=== Begin Enclosure ===

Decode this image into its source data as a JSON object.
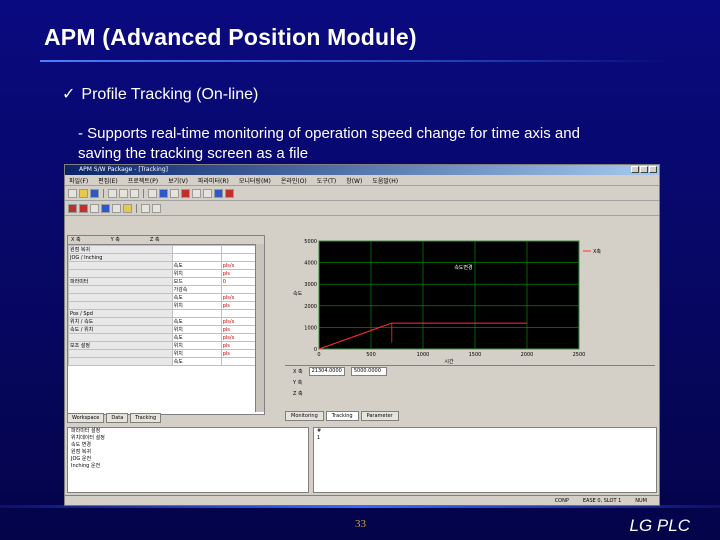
{
  "slide": {
    "title": "APM (Advanced Position  Module)",
    "bullet_check": "✓",
    "bullet": "Profile Tracking (On-line)",
    "sub_line1": "- Supports real-time monitoring of operation speed change for time axis and",
    "sub_line2": "saving the tracking screen as a file",
    "page_number": "33",
    "brand": "LG  PLC"
  },
  "app": {
    "window_title": "APM S/W Package - [Tracking]",
    "menu": [
      "파일(F)",
      "편집(E)",
      "프로젝트(P)",
      "보기(V)",
      "파라미터(R)",
      "모니터링(M)",
      "온라인(O)",
      "도구(T)",
      "창(W)",
      "도움말(H)"
    ],
    "left_panel_header": [
      "X 축",
      "Y 축",
      "Z 축"
    ],
    "param_rows": [
      {
        "label": "원점 복귀",
        "unit": "",
        "value": ""
      },
      {
        "label": "JOG / Inching",
        "unit": "",
        "value": ""
      },
      {
        "label": "",
        "unit": "속도",
        "value": "pls/s"
      },
      {
        "label": "",
        "unit": "위치",
        "value": "pls"
      },
      {
        "label": "파라미터",
        "unit": "모드",
        "value": "0"
      },
      {
        "label": "",
        "unit": "가감속",
        "value": ""
      },
      {
        "label": "",
        "unit": "속도",
        "value": "pls/s"
      },
      {
        "label": "",
        "unit": "위치",
        "value": "pls"
      },
      {
        "label": "Pos / Spd",
        "unit": "",
        "value": ""
      },
      {
        "label": "위치 / 속도",
        "unit": "속도",
        "value": "pls/s"
      },
      {
        "label": "속도 / 위치",
        "unit": "위치",
        "value": "pls"
      },
      {
        "label": "",
        "unit": "속도",
        "value": "pls/s"
      },
      {
        "label": "보조 설정",
        "unit": "위치",
        "value": "pls"
      },
      {
        "label": "",
        "unit": "위치",
        "value": "pls"
      },
      {
        "label": "",
        "unit": "속도",
        "value": ""
      }
    ],
    "left_tabs": [
      "Workspace",
      "Data",
      "Tracking"
    ],
    "chart_legend": "X축",
    "chart_annotation": "속도변경",
    "chart_ylabel": "속도",
    "chart_xlabel": "시간",
    "ctrl_labels": {
      "row1": "X 축",
      "row2": "Y 축",
      "row3": "Z 축"
    },
    "ctrl_values": {
      "pos": "21304.0000",
      "max": "5000.0000"
    },
    "right_tabs": [
      "Monitoring",
      "Tracking",
      "Parameter"
    ],
    "messages_left": [
      "파라미터 설정",
      "위치데이터 설정",
      "속도 변경",
      "원점 복귀",
      "JOG 운전",
      "Inching 운전"
    ],
    "messages_right": [
      "#",
      "1"
    ],
    "status": [
      "CONP",
      "EASE 0, SLOT 1",
      "NUM"
    ]
  },
  "chart_data": {
    "type": "line",
    "series": [
      {
        "name": "X축",
        "x": [
          0,
          700,
          750,
          1500,
          2000
        ],
        "y": [
          0,
          1200,
          1200,
          1200,
          1200
        ]
      }
    ],
    "xlim": [
      0,
      2500
    ],
    "ylim": [
      0,
      5000
    ],
    "xticks": [
      0,
      500,
      1000,
      1500,
      2000,
      2500
    ],
    "yticks": [
      0,
      1000,
      2000,
      3000,
      4000,
      5000
    ],
    "xlabel": "시간",
    "ylabel": "속도",
    "grid": true,
    "legend": "top-right"
  }
}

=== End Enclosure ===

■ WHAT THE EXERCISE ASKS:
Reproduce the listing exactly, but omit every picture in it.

■ ANSWER TO THIS EXERCISE:
Decode this image into its source data as a JSON object.
{
  "slide": {
    "title": "APM (Advanced Position  Module)",
    "bullet_check": "✓",
    "bullet": "Profile Tracking (On-line)",
    "sub_line1": "- Supports real-time monitoring of operation speed change for time axis and",
    "sub_line2": "saving the tracking screen as a file",
    "page_number": "33",
    "brand": "LG  PLC"
  },
  "app": {
    "window_title": "APM S/W Package - [Tracking]",
    "menu": [
      "파일(F)",
      "편집(E)",
      "프로젝트(P)",
      "보기(V)",
      "파라미터(R)",
      "모니터링(M)",
      "온라인(O)",
      "도구(T)",
      "창(W)",
      "도움말(H)"
    ],
    "left_panel_header": [
      "X 축",
      "Y 축",
      "Z 축"
    ],
    "param_rows": [
      {
        "label": "원점 복귀",
        "unit": "",
        "value": ""
      },
      {
        "label": "JOG / Inching",
        "unit": "",
        "value": ""
      },
      {
        "label": "",
        "unit": "속도",
        "value": "pls/s"
      },
      {
        "label": "",
        "unit": "위치",
        "value": "pls"
      },
      {
        "label": "파라미터",
        "unit": "모드",
        "value": "0"
      },
      {
        "label": "",
        "unit": "가감속",
        "value": ""
      },
      {
        "label": "",
        "unit": "속도",
        "value": "pls/s"
      },
      {
        "label": "",
        "unit": "위치",
        "value": "pls"
      },
      {
        "label": "Pos / Spd",
        "unit": "",
        "value": ""
      },
      {
        "label": "위치 / 속도",
        "unit": "속도",
        "value": "pls/s"
      },
      {
        "label": "속도 / 위치",
        "unit": "위치",
        "value": "pls"
      },
      {
        "label": "",
        "unit": "속도",
        "value": "pls/s"
      },
      {
        "label": "보조 설정",
        "unit": "위치",
        "value": "pls"
      },
      {
        "label": "",
        "unit": "위치",
        "value": "pls"
      },
      {
        "label": "",
        "unit": "속도",
        "value": ""
      }
    ],
    "left_tabs": [
      "Workspace",
      "Data",
      "Tracking"
    ],
    "chart_legend": "X축",
    "chart_annotation": "속도변경",
    "chart_ylabel": "속도",
    "chart_xlabel": "시간",
    "ctrl_labels": {
      "row1": "X 축",
      "row2": "Y 축",
      "row3": "Z 축"
    },
    "ctrl_values": {
      "pos": "21304.0000",
      "max": "5000.0000"
    },
    "right_tabs": [
      "Monitoring",
      "Tracking",
      "Parameter"
    ],
    "messages_left": [
      "파라미터 설정",
      "위치데이터 설정",
      "속도 변경",
      "원점 복귀",
      "JOG 운전",
      "Inching 운전"
    ],
    "messages_right": [
      "#",
      "1"
    ],
    "status": [
      "CONP",
      "EASE 0, SLOT 1",
      "NUM"
    ]
  },
  "chart_data": {
    "type": "line",
    "series": [
      {
        "name": "X축",
        "x": [
          0,
          700,
          750,
          1500,
          2000
        ],
        "y": [
          0,
          1200,
          1200,
          1200,
          1200
        ]
      }
    ],
    "xlim": [
      0,
      2500
    ],
    "ylim": [
      0,
      5000
    ],
    "xticks": [
      0,
      500,
      1000,
      1500,
      2000,
      2500
    ],
    "yticks": [
      0,
      1000,
      2000,
      3000,
      4000,
      5000
    ],
    "xlabel": "시간",
    "ylabel": "속도",
    "grid": true,
    "legend": "top-right"
  }
}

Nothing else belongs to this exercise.